A recent Centers For Disease Control & Prevention report documents the rising number of out-of-wedlock births. From 2006-2010, 45% of women age 15-44 who had children were unmarried, either not living with, or living with but not married to the father. The number of women living with but not married to the father of their first-born child tripled in the last 10 years. One can rebut the presumption of paternity for men married to a child’s mother. These facts complicate the process of listing fathers on birth certificates.

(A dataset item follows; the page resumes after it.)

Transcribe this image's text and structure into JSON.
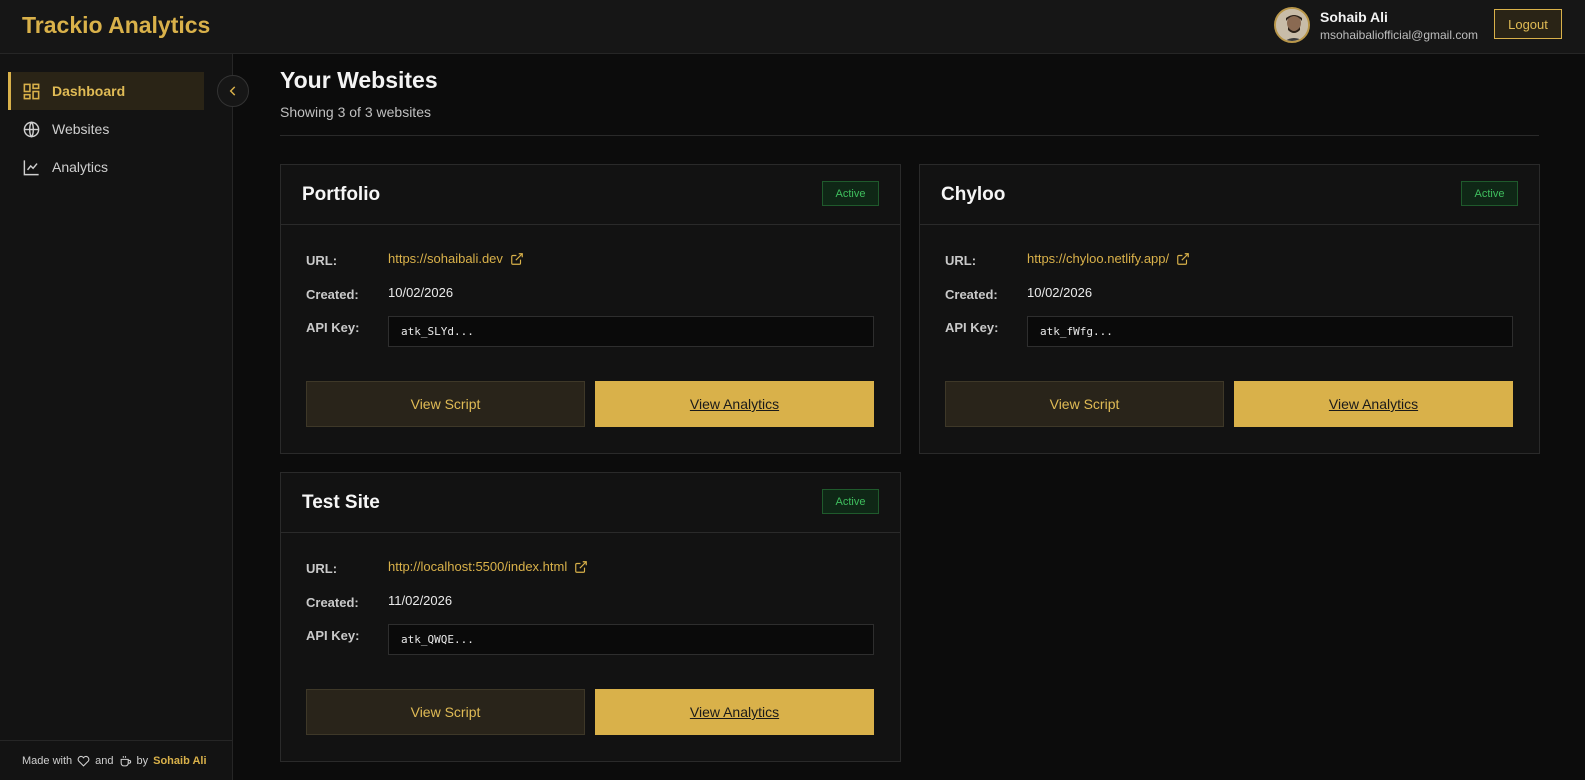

The Oklahoma Uniform Parentage Act lists the methods you can use to assure your listing as father of record on your child’s birth certificate. Unless you qualify for listing as the child’s father under one of the definitions below, you are just an “alleged father.” You or the mother may claim you are the father, but your parentage has not been determined. Make sure you meet one of the following definitions, and that the paperwork is complete to include your name on your child’s birth certificate.
Presumed Father – A presumed father of a child is married to the child’s mother. The child may also be born within 300 days after your marriage to the child’s mother ends. You are also a presumed father if you declare as a matter of record the child as yours, and marry the mother after the child is born. Even if you do not marry the mother, you are a presumed father if you live in the same household as the child, and hold the child out as your own for the first two (2) years of the child’s life.
Acknowledged Father – If the mother is willing to cooperate, you can send a completed Acknowledgment of Paternity form to the Oklahoma Department of Health Vital Records Service (VRS). After the VRS accepts the form, it will amend the birth certificate to list you as the father. You can get the form online here, from the VRS, your county health department, the Office of Child Support Services, or from any hospital with a maternity ward.
Adjudicated Father – If the mother does not wish to cooperate, you can file a Petition with the district court to determine parentage. If the mother admits your paternity or a DNA test determines paternity, you can get a court order declaring you the father. You can then use the court order to amend the birth certificate.